There was a danger in this decision, as many conciliar bishops noted, that this could lead to a diminished respect for the divine elements in the Church and an overemphasis, in a Protestant fashion, on the Church as a mere fellowship “assembly” of believers. Nevertheless, de Lubac is quick to point out that the chapter on the People of God comes before the chapter on the hierarchy but after Chapter 1, which deals with the Church as a mystery and a sacrament.

Thus, the theological primacy in the teaching of Vatican II is on the Church as a “mystery” grounded in the gift of God and not with any notion of the People of God now transformed into a folk ideology of proletarian mysticism.

And the “mystery” of which Vatican II speaks is nothing other than the mystery of the Triune life of God in which the Church participates and of which she is the sacramental presence in the world. Therefore, the Church as a communio, which is grounded in the divine, Trinitarian Communio, is the foundation for the Church as the pilgrim People of God.

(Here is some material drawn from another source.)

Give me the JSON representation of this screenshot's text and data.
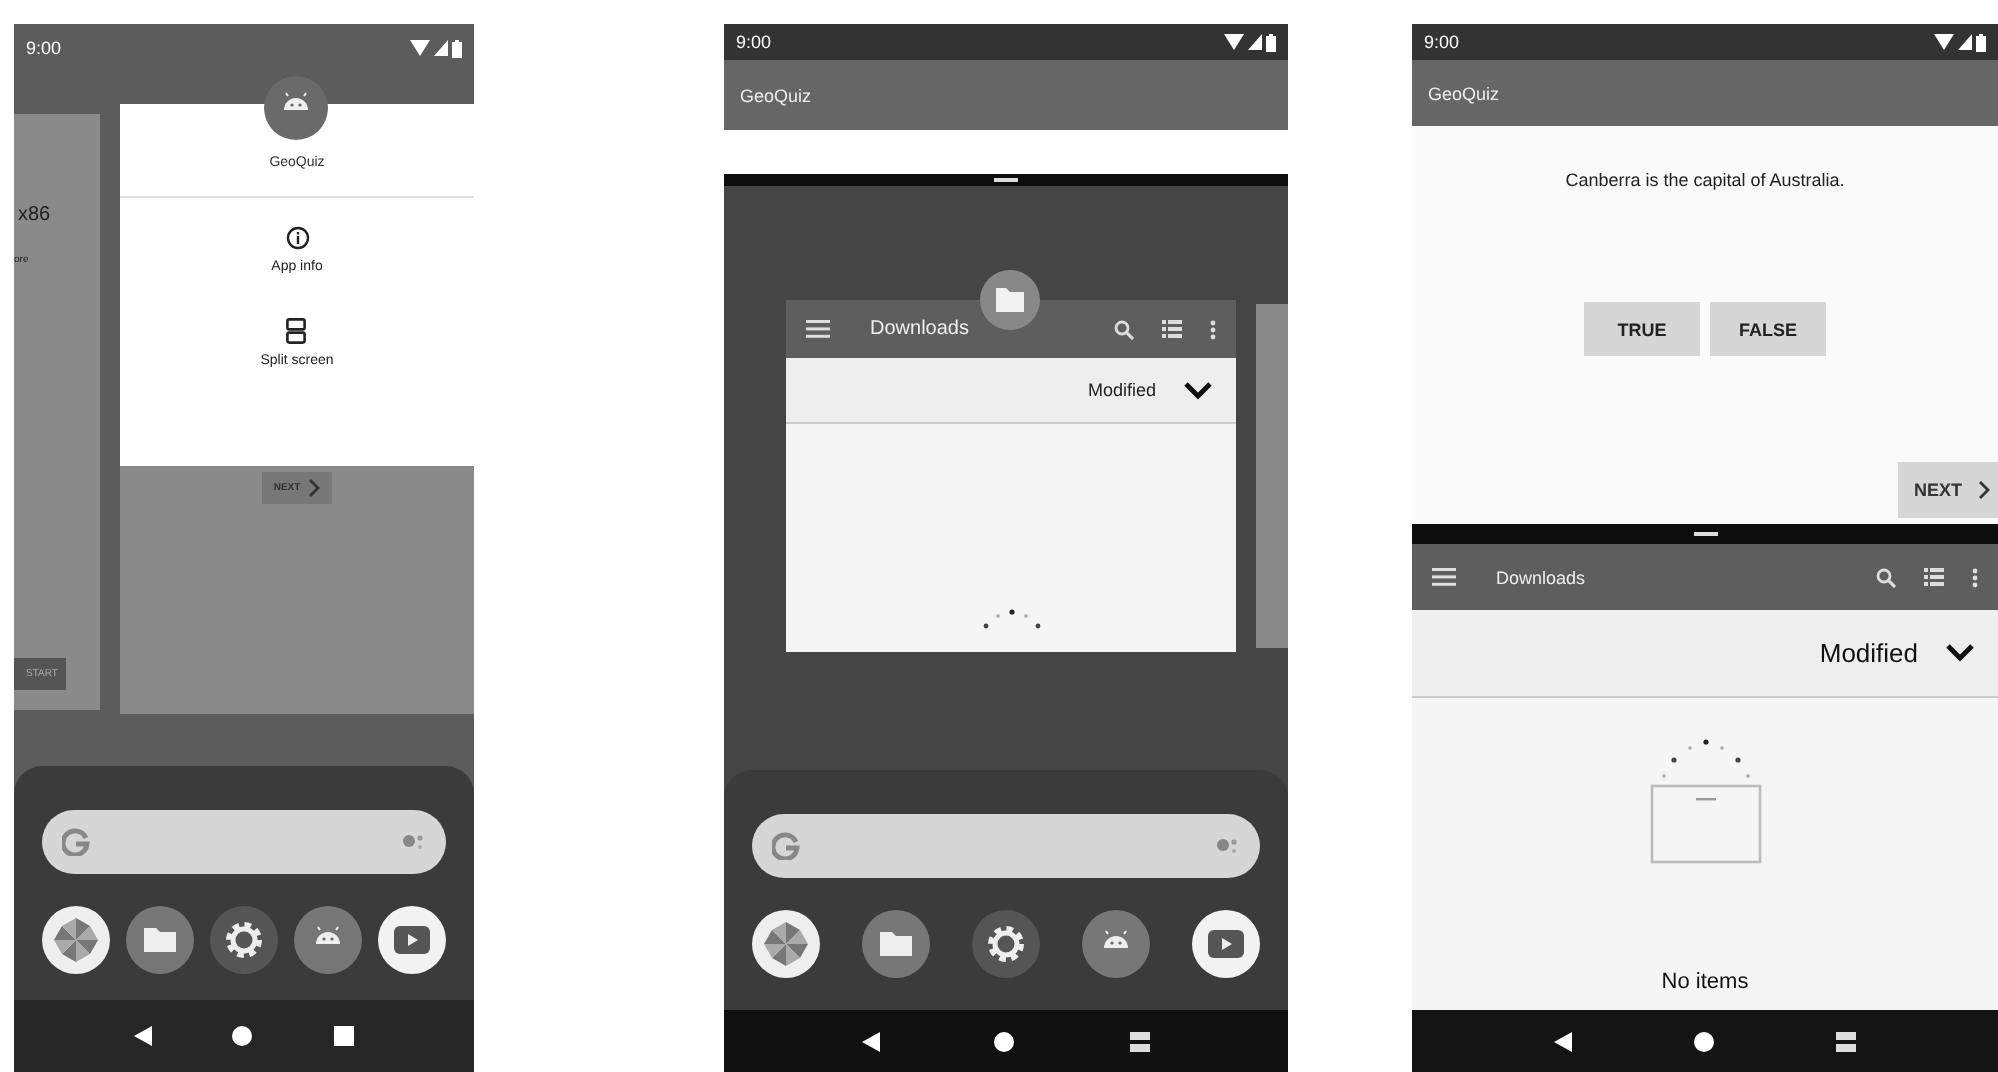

The word communio is a fancy theological term that simply points to God who, though infinitely “one,” is also a living relationship of Divine persons within that unity. The life of God is therefore an infinite fellowship of love and it is this divine fellowship (communio) that grounds the Church and her own inner life. And it is into this life that all the People of God are called to.

In other words, the People of God metaphor developed by Vatican II was meant to include everyone in the Church — laity and clergy alike — in order to emphasize that we all stand as sinners in need of redemption and that we all stand together, despite our various charisms, facing the one Lord.

There is nothing in the Council therefore that would imply a kind of a “voice of the people” theological populism. In the approach of Vatican II, the Church is thus viewed as neither a democracy nor a hierarchy. It has democratic and hierarchical elements, but these are grounded in a deeper Christological fellowship.

Therefore, any use of the People of God metaphor to imply that the movement of the Spirit can be discerned sociologically via the collating of random opinions, rather than theologically via the pilgrim path of a fellowship of sinners in search of sanctification, is the exact opposite of what the Council actually taught.

I think that should matter.